• What you will do: Look at each line below and tally those holding "Списки"; answer with that figure and nothing else.

• Records for the exercise:

--------------------------------

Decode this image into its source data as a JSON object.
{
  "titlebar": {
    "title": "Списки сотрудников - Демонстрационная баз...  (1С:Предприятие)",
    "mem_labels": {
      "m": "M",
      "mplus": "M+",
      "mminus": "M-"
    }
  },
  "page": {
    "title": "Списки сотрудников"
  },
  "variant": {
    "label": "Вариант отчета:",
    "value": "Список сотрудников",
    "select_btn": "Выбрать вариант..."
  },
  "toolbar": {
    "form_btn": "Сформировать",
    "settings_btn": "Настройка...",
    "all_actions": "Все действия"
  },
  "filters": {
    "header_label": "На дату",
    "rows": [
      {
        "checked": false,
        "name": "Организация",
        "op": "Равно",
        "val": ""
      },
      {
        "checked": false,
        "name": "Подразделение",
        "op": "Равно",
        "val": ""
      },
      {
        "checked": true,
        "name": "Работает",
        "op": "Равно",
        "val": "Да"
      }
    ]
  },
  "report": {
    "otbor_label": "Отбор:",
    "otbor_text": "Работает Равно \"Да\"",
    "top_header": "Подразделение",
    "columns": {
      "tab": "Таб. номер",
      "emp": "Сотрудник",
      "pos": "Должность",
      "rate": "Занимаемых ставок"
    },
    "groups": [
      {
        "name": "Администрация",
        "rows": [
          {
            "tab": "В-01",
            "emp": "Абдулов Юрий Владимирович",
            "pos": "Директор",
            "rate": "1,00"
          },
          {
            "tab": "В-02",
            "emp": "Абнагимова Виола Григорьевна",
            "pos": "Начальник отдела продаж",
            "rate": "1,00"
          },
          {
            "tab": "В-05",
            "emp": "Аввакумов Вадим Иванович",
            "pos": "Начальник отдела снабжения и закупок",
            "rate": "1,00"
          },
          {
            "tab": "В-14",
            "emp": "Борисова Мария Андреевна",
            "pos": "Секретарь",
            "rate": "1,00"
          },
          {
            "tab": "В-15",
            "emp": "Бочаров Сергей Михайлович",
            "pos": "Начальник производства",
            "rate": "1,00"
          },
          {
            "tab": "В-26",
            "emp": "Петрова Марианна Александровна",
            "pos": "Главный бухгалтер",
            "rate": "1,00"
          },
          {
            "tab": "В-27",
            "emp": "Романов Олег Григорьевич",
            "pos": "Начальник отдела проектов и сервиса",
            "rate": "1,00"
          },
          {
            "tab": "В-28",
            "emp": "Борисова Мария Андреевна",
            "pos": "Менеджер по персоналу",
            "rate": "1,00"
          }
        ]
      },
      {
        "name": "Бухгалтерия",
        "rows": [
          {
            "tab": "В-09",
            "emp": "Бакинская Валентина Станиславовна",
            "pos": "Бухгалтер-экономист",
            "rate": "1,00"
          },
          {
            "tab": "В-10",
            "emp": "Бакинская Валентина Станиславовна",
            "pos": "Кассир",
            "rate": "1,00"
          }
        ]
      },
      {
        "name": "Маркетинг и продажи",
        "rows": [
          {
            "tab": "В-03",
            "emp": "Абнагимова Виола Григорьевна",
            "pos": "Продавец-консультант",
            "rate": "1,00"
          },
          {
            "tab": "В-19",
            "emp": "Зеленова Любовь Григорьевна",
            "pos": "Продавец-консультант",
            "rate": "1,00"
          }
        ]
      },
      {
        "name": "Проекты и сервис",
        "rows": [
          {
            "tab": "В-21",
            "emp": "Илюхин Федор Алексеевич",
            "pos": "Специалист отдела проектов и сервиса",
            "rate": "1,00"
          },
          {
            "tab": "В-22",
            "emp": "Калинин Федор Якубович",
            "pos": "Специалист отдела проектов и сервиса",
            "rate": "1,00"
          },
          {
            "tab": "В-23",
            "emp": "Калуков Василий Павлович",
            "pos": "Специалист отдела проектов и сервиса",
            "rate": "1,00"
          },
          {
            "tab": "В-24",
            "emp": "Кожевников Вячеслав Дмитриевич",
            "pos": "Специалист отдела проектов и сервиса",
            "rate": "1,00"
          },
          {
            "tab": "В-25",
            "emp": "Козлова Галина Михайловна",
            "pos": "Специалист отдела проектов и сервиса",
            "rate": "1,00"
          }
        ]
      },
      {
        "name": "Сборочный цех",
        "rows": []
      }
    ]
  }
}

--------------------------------

• Exercise solution: 2